the fruits of all evidence seized illegally. See Wong Sun
v. United States, 371 U.S. 471, 487-88 (1963).
Wheeler asserts that the court should suppress the evidence
found during the searches of Ms. Collins's motel room
because the authorities conducted improper warrantless
searches. Doc. 15 at 1. The Supreme Court has held that
warrantless searches are “presumptively
unreasonable.” See, e.g., Kentucky v.
King, 563 U.S. 452, 459 (2011). But “this
presumption may be overcome in some circumstances because the
ultimate touchstone of the Fourth Amendment is
reasonableness.” Id. (internal quotation
marks, brackets, and citation omitted). “Accordingly,
the warrant requirement is subject to certain reasonable
exceptions.” Id. (citation omitted).
Wheeler argues that his parole agreement cannot justify the
first warrantless search of Ms. Collin's motel room. The
government disagrees, and invokes four exceptions to the
warrant requirement to justify the search: the protective
sweep; the plain view doctrine; the plain smell doctrine; and
the special-needs exception. The government also invokes Ms.
Collins's consent as a basis justifying the second
the court concludes that both warrantless searches of Ms.
Collins's motel room complied with the Constitution. The
court explains the reasons for its conclusions, below.
First Search of the Motel Room
government combines these four exceptions to the warrant
requirement to justify the first search. Namely, the
government begins with the argument that officers initially
collected a variety of observations under the first three
exceptions-the protective sweep, plain view, and plain smell
doctrines. These lawfully collected observations-the
government contends, provided a basis for the officers to
invoke a fourth exception to the warrant requirement-the
overview, the special-needs exception permits certain law
enforcement officers to conduct warrantless searches because
their duties present special needs that differ from other law
enforcement officers. This exception applies when
“special needs” of law enforcement officers
“make the warrant and probable cause requirement
impracticable.” United States v. Warren, 566
F.3d 1211, 1215 (10th Cir. 2009). Probation and parole
officers frequently qualify for this exception.
underlying Kansas law here recognizes the special needs of
parole officers. Specifically, it authorizes Kansas parole
officers to conduct warrantless, suspicionless searches of
parolees. See Kan. Stat.

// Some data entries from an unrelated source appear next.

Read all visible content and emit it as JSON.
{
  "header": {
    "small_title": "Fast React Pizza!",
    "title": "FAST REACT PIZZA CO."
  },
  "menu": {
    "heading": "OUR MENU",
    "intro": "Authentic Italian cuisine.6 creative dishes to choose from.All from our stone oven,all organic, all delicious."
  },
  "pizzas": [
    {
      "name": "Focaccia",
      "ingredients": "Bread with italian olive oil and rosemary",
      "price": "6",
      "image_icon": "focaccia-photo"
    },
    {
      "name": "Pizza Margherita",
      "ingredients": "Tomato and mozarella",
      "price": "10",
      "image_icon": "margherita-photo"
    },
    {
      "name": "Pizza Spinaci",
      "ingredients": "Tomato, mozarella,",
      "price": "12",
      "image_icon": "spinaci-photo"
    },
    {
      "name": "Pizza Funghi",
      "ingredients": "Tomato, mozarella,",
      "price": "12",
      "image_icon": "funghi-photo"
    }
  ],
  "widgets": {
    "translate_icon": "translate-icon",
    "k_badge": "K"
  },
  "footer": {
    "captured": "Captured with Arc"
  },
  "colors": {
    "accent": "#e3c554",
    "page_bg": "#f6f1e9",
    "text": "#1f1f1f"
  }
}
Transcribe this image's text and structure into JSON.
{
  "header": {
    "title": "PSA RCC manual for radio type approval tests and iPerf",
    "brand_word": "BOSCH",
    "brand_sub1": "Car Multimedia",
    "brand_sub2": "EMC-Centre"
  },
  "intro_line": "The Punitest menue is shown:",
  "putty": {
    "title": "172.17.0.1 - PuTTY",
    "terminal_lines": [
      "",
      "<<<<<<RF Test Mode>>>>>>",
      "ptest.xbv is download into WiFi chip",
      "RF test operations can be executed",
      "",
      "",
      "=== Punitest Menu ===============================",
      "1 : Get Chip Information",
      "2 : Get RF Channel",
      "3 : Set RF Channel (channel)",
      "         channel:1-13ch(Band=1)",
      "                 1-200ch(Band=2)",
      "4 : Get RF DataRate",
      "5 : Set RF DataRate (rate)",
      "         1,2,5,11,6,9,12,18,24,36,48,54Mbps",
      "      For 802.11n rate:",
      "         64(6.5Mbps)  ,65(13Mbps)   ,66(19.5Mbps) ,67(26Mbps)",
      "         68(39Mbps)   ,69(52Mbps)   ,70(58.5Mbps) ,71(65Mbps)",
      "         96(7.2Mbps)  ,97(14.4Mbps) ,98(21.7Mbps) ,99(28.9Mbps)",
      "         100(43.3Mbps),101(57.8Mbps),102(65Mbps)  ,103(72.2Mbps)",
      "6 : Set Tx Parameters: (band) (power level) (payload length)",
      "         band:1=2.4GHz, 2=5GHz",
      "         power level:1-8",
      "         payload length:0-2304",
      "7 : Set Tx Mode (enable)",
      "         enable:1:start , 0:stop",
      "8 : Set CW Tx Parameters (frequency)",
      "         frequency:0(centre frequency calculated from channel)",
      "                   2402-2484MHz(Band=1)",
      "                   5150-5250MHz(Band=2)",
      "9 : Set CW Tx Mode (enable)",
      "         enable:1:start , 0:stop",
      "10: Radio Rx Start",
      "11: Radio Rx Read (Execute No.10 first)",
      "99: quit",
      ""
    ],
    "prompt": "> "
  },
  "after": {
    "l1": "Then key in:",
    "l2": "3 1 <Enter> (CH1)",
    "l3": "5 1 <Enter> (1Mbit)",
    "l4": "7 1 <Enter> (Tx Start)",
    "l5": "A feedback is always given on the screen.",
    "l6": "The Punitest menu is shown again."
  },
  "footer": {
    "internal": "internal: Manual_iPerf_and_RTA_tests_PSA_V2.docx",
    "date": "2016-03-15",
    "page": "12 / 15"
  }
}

Ann. § 22-3717(k)(2)
(requiring a Kansas parolee to consent to searches conducted
by parole officers of the parolee's person and
“effects, vehicle, residence, and property”
whether such searches are conducted “with or without
cause.”). But as the discussion below explains, the
facts here present an unusual twist. It appears that Mr.
Wheeler's parole agreement gave Kansas's parole
officers broader search authority than Kansas law actually
authorized. But in the end, the court concludes that this
variance does not matter. It doesn't matter because the
officers properly gathered information under the first three
exceptions to the warrant requirement invoked by the
government. This information provided the parole officers
with reasonable suspicion sufficient to invoke the
special-needs exception as well.
Protective Sweep, Plain View, and Plain Smell
government first invokes the protective sweep exception. This
exception allows law enforcement officers to protect
themselves when making an arrest in a confined space. In this
context, officers may “look in closets and other spaces
immediately adjoining the place of arrest from which an
attack could be immediately launched” without probable
cause or reasonable suspicion. Maryland v. Buie, 494
U.S. 325, 334 (1990). If the law enforcement officers'
search under this exception extends beyond immediately
adjoining locations, “there must be articulable facts
which, taken together with the rational inferences from those
facts, would warrant a reasonably prudent officer in
believing that the area to be swept harbors an individual
posing a danger to those on the arrest scene.”
enforcement officers arrested Mr. Wheeler, they conducted a
protective sweep- looking in the closet, in the bathroom, and
under the beds. All of these locations were in or immediately
adjacent to the main motel room, and an attack could have
been launched from any of them. See Id. During this